Directed by Rokhsareh Ghaemmaghami, "Sonita" tells the story of an Afghan-Iranian rapper. She is about to hit the age (mid-teens) when her family wants to marry her off — a process the film depicts as basically selling her to another family. And Sonita’s parents need to get a good price for her, because they in turn need the money to pay for their son’s bride. So the movie is about girls being sold to purchase other girls. Sonita is living in Iran (which is progressive compared to Afghanistan), going to school and desperate not to have this happen to her. She does these amazing rap songs about the value that the world places on these girls lives, and it is amazing and heartbreaking at the same time. Her value? According to her family, $9000. According to the movie: priceless. Read our interview with director Rokhsareh Ghaemmaghami.
If you’ve seen me over the last couple of days, you have heard me talking about "Eagle Huntress." This film is my new obsession. Aside from being one of the most beautifully shot movies I have ever seen, this movie tells an incredible story of the first-ever girl trained to be an Eagle Hunter. This tradition has been passed down over time by and to men in remote villages in Mongolia, but 13-year-old Aisholpan Nurgalv has the calling. So her dad trains her to hunt. First step: she needs an eagle. Director Otto Bell, who found out about the eagle huntress from a BBC story and showed up on their doorstep to learn more about her, takes us on Aisholpan’s journey in her first time out hunting, as well as being a part of a large fair where all the eagle hunters compete. I dare you not to be inspired.
"Trapped," on the other hand, is an American story, though it often feels like 1956 instead of 2016. Director Dawn Porter goes into clinics in the South that are being subjected to TRAP (targeted regulation of abortion providers) laws, which endanger our right to choice. This is way beyond protestors at clinics — who, by the way, are still there. This is about the systemic stripping of fundamental rights to control your own body. The lawmakers and judges across this country are successfully closing clinics by creating undue burdens upon them. The heroes of this film — the clinic owners, the clinic staff, the doctors and the lawyers — are working everyday to help women get the medical care they need. This is a powerful and infuriating look at how insidious the right wing in America has become. And yet, most of the public does not know this is happening. We need to start shouting these stories from the rooftop.

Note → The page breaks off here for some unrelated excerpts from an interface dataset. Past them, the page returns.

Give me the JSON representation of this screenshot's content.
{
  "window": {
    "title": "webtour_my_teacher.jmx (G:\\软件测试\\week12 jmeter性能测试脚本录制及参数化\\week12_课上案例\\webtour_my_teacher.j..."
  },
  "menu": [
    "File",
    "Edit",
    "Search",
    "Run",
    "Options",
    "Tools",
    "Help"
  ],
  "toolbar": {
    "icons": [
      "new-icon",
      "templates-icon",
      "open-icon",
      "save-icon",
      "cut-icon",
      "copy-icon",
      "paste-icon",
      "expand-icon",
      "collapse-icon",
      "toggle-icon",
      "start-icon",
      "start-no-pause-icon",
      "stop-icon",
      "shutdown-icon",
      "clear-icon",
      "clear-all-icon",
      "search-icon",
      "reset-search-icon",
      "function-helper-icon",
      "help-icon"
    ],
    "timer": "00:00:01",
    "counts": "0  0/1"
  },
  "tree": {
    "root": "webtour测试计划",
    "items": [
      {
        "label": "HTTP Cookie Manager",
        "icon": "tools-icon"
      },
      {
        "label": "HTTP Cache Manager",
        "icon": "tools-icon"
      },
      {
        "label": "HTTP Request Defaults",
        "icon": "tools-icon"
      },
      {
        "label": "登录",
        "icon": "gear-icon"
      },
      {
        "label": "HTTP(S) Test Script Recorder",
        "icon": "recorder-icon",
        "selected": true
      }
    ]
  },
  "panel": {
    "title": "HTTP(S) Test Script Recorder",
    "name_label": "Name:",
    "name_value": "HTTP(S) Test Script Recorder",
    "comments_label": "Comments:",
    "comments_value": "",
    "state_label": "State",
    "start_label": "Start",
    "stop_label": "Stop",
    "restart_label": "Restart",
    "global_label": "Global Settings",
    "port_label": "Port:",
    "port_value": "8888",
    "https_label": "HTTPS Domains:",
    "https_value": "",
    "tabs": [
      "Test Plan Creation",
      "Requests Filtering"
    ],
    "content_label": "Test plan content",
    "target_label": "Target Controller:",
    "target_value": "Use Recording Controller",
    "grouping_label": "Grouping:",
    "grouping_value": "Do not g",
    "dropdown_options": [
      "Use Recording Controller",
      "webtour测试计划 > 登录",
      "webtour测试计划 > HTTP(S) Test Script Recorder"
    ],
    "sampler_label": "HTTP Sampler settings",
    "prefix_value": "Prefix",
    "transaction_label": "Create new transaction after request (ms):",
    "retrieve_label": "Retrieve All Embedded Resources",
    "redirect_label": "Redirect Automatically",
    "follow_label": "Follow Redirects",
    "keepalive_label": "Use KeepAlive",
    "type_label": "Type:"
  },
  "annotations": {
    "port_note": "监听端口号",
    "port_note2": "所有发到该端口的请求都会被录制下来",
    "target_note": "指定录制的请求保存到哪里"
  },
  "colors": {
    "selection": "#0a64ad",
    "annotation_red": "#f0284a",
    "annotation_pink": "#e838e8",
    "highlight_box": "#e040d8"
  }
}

These movies and the ones I’ve written about previously have lit a fire in me. But there is no one around who gets me more excited nowadays about the future of film than Ava DuVernay. If she’s going to be somewhere I can be, I will be there. The woman exudes passion, and her work and her words show it. She held a small event for her company Array, in partnership with Indiegogo, for industry influencers to connect with each other. I was honored to be a part of it. I met amazing people doing work to make the industry more inclusive and to help amplify different stories.

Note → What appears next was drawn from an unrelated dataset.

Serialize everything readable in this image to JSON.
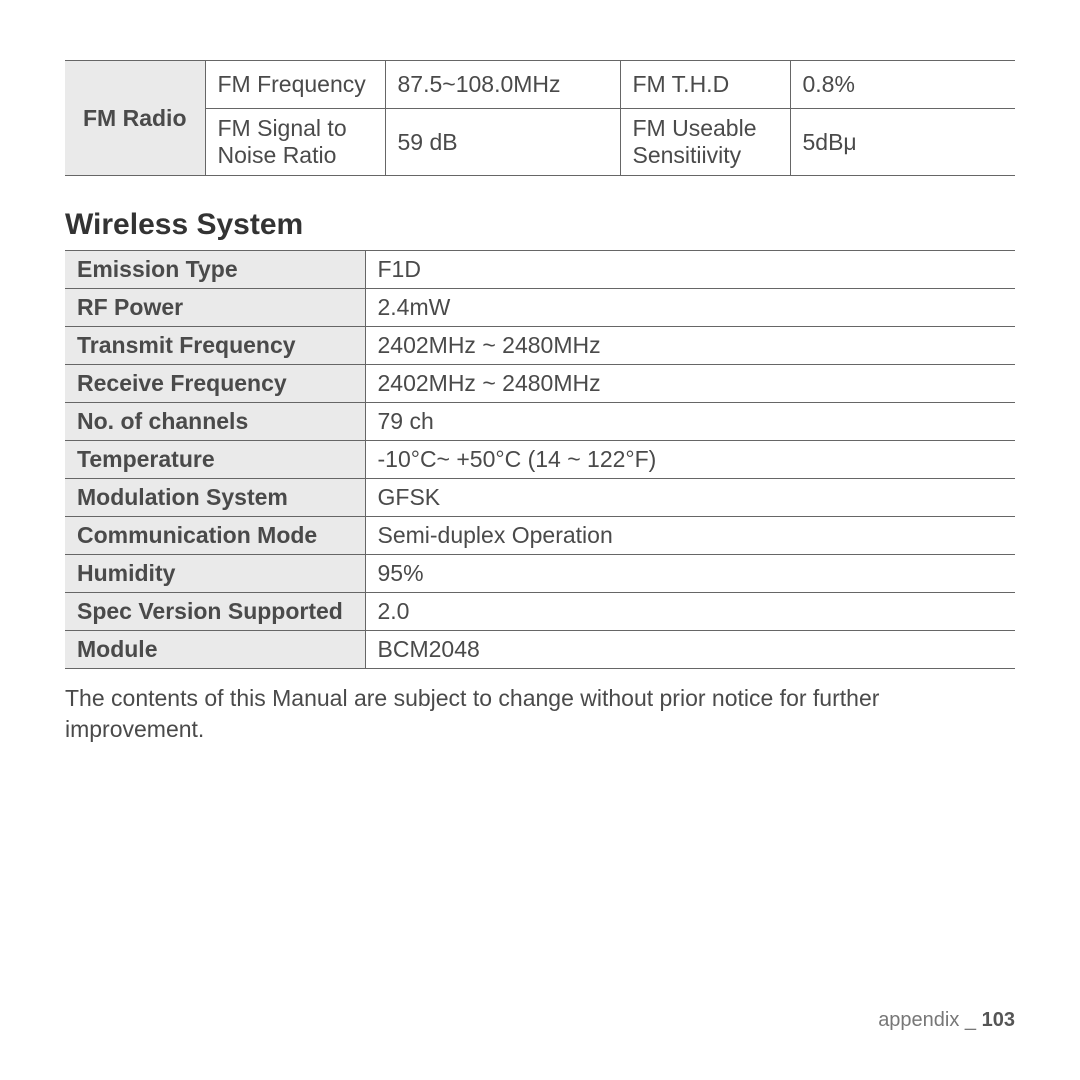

Ava has a way of challenging you to do better, to think differently. She talked about how when she first started directing, the only places receptive to her work were black film festivals. She has built Array, which is now distributing films by people of color and women. The film festivals they work with are key anchors in cities, so when she goes to distribute a film, she knows she can put bodies in seats. That is important. She also spoke about how after "Selma," the movies she was offered were only about the first black _____ [fill in the blank]. But that’s not what she wanted; she wanted someone to trust her and ask her what she wanted to do. The good news is that this has happened. Stay tuned for an announcement when they are ready.
And last but not least is the Horizon Awards, the brainchild of Cassian Elwes, Christine Vachon, Lynette Howell Taylor and many others, who brought four women directors at the beginning of their careers to Sundance to meet with people, screen their films and get industry professionals to look at their work. This is a full-on forward step to plug a hole in the leaky pipeline from festival to industry by giving women access to the people who can help them advance their careers. These four women — Macarena Gaona, Juliette Gosselin, Shanice Malakai Johnson and Florence Pelletier — also get a financial grant from the Adrienne Shelly Foundation.

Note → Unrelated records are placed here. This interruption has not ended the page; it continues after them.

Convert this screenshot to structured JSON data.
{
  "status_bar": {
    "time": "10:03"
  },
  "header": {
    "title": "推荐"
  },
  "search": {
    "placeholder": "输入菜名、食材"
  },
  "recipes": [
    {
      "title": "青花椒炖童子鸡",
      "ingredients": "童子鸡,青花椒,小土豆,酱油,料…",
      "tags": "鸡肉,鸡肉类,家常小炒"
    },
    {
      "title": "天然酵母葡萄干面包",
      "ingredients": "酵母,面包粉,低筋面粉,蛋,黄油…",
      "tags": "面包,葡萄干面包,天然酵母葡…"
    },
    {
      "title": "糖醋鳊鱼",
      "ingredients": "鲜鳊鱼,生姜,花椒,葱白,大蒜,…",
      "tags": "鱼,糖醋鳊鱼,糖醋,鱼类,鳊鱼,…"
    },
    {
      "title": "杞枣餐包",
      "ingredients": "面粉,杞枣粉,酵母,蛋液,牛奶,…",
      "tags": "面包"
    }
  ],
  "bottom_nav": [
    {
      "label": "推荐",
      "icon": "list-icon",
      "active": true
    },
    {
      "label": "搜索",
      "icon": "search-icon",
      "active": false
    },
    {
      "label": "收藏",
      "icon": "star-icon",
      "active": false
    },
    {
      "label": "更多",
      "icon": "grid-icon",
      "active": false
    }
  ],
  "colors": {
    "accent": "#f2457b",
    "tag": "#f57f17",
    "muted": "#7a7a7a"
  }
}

Inspiration is everywhere at Sundance. You just need to know where to find it.